A Nullification Lesson from the Articles of Confederation

Learn More at the 10th Amendment Center

The problems facing the United States under the Articles of Confederation provide a nullification lesson for today. When states refuse to cooperate, the central government can’t get a whole lot done.

Under the Articles of Confederation, the Congress could not compel the payment of taxes. It could only requisition the states and hope they paid up. In many cases they didn’t, This caused significant funding problems during the American Revolution and was one of the main factors driving the ratification of a new Constitution empowering the general government to levy taxes.

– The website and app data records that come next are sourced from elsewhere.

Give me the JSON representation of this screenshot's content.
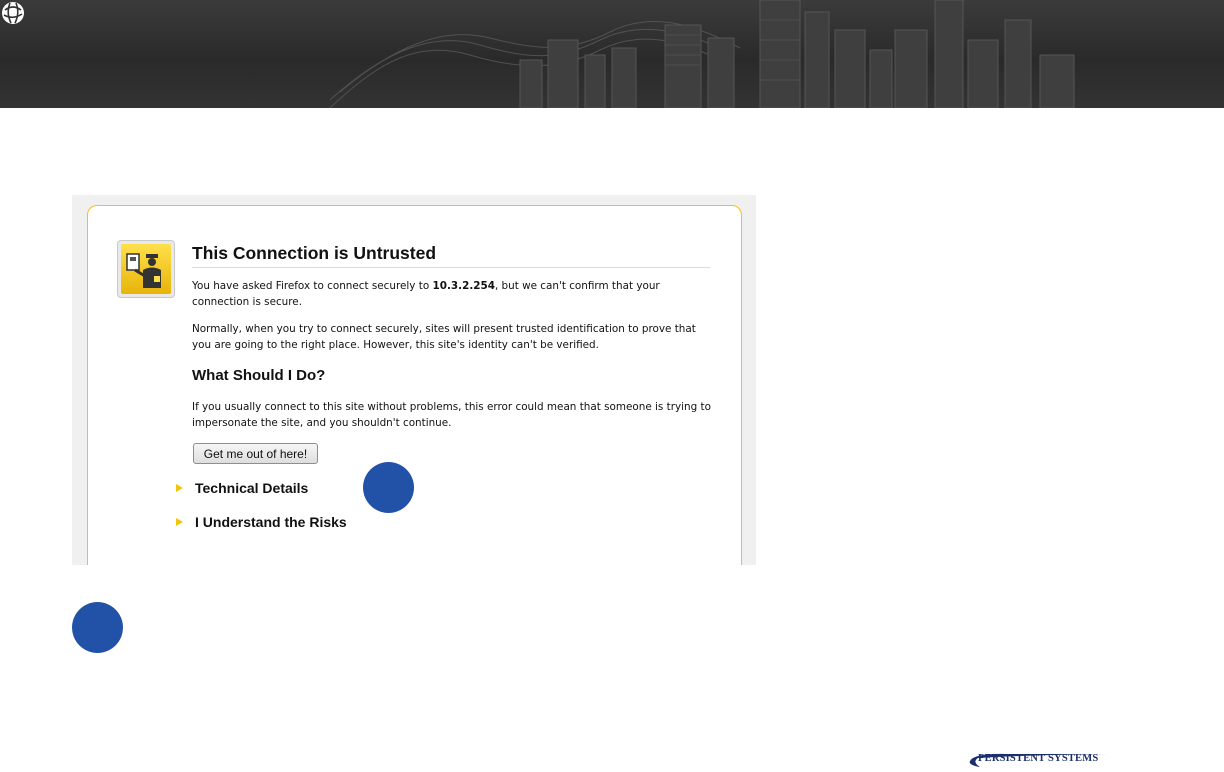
{
  "banner": {
    "logo_icon": "globe-icon"
  },
  "dialog": {
    "icon": "police-officer-certificate-icon",
    "title": "This Connection is Untrusted",
    "para1_prefix": "You have asked Firefox to connect securely to ",
    "para1_host": "10.3.2.254",
    "para1_suffix": ", but we can't confirm that your connection is secure.",
    "para2": "Normally, when you try to connect securely, sites will present trusted identification to prove that you are going to the right place. However, this site's identity can't be verified.",
    "subheading": "What Should I Do?",
    "para3": "If you usually connect to this site without problems, this error could mean that someone is trying to impersonate the site, and you shouldn't continue.",
    "escape_button": "Get me out of here!",
    "expanders": [
      {
        "label": "Technical Details"
      },
      {
        "label": "I Understand the Risks"
      }
    ]
  },
  "footer": {
    "brand": "PERSISTENT SYSTEMS"
  },
  "colors": {
    "banner": "#2f2f2f",
    "card_border": "#f0c02a",
    "marker": "#2252a8",
    "expander_arrow": "#f2c40c",
    "brand": "#1b2f6b"
  }
}
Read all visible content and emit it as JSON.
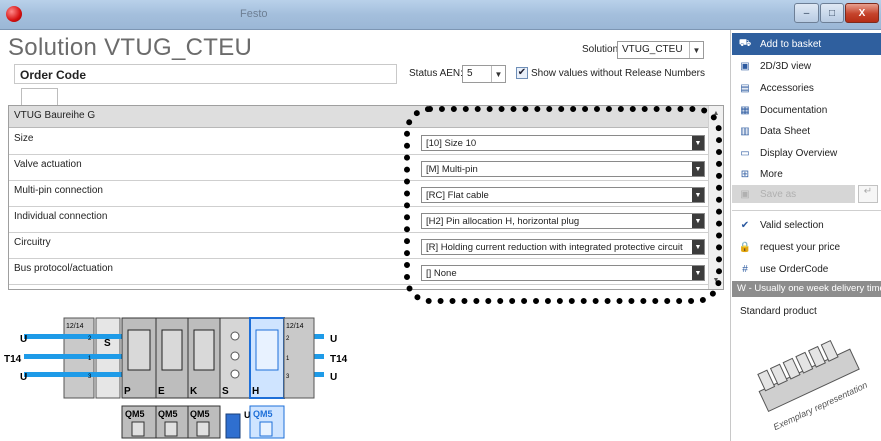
{
  "window": {
    "title": "Festo",
    "min": "–",
    "max": "□",
    "close": "X"
  },
  "header": {
    "title": "Solution VTUG_CTEU",
    "solution_label": "Solution:",
    "solution_value": "VTUG_CTEU",
    "order_code_label": "Order Code",
    "status_label": "Status AEN:",
    "status_value": "5",
    "show_values_label": "Show values without Release Numbers",
    "show_values_checked": true
  },
  "grid": {
    "header": "VTUG Baureihe G",
    "rows": [
      {
        "label": "Size",
        "value": "[10] Size 10"
      },
      {
        "label": "Valve actuation",
        "value": "[M] Multi-pin"
      },
      {
        "label": "Multi-pin connection",
        "value": "[RC] Flat cable"
      },
      {
        "label": "Individual connection",
        "value": "[H2] Pin allocation H, horizontal plug"
      },
      {
        "label": "Circuitry",
        "value": "[R] Holding current reduction with integrated protective circuit"
      },
      {
        "label": "Bus protocol/actuation",
        "value": "[] None"
      }
    ]
  },
  "diagram": {
    "port_u": "U",
    "port_t14": "T14",
    "port_1214": "12/14",
    "module_s": "S",
    "modules": [
      "P",
      "E",
      "K",
      "S",
      "H"
    ],
    "qm": [
      "QM5",
      "QM5",
      "QM5",
      "U",
      "QM5"
    ],
    "side_labels": [
      "2",
      "1",
      "3"
    ]
  },
  "sidebar": {
    "items": [
      {
        "label": "Add to basket",
        "icon": "basket-icon",
        "glyph": "⛟"
      },
      {
        "label": "2D/3D view",
        "icon": "cad-view-icon",
        "glyph": "▣"
      },
      {
        "label": "Accessories",
        "icon": "accessories-icon",
        "glyph": "▤"
      },
      {
        "label": "Documentation",
        "icon": "pdf-icon",
        "glyph": "▦"
      },
      {
        "label": "Data Sheet",
        "icon": "datasheet-icon",
        "glyph": "▥"
      },
      {
        "label": "Display Overview",
        "icon": "display-icon",
        "glyph": "▭"
      },
      {
        "label": "More",
        "icon": "plus-icon",
        "glyph": "⊞"
      },
      {
        "label": "Save as",
        "icon": "save-icon",
        "glyph": "▣"
      }
    ],
    "status_items": [
      {
        "label": "Valid selection",
        "icon": "check-icon",
        "glyph": "✔"
      },
      {
        "label": "request your price",
        "icon": "lock-icon",
        "glyph": "🔒"
      },
      {
        "label": "use OrderCode",
        "icon": "hash-icon",
        "glyph": "#"
      }
    ],
    "delivery": "W - Usually one week delivery time",
    "product_type": "Standard product",
    "image_caption": "Exemplary representation"
  },
  "colors": {
    "accent": "#2f5f9e",
    "grid_header": "#dedede",
    "pipe": "#1e9be8"
  }
}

In order to fund the war effort, the Continental Congress issued paper money. As the Congress put more and more of the currency in circulation, it rapidly depreciated, making it increasingly difficult for the Continental Army to purchase supplies. In a letter to Thomas Jefferson dated May 22, 1779, William Fleming said there was between 130 and 140 millions continental dollars in circulation. In an effort to shore up it finances, Congress passed a requisition for $45 million from the states in hard money. Flemming called it “one bold effort to restore its sinking credit.”

In November of that same year, John Jay sent out a circular ...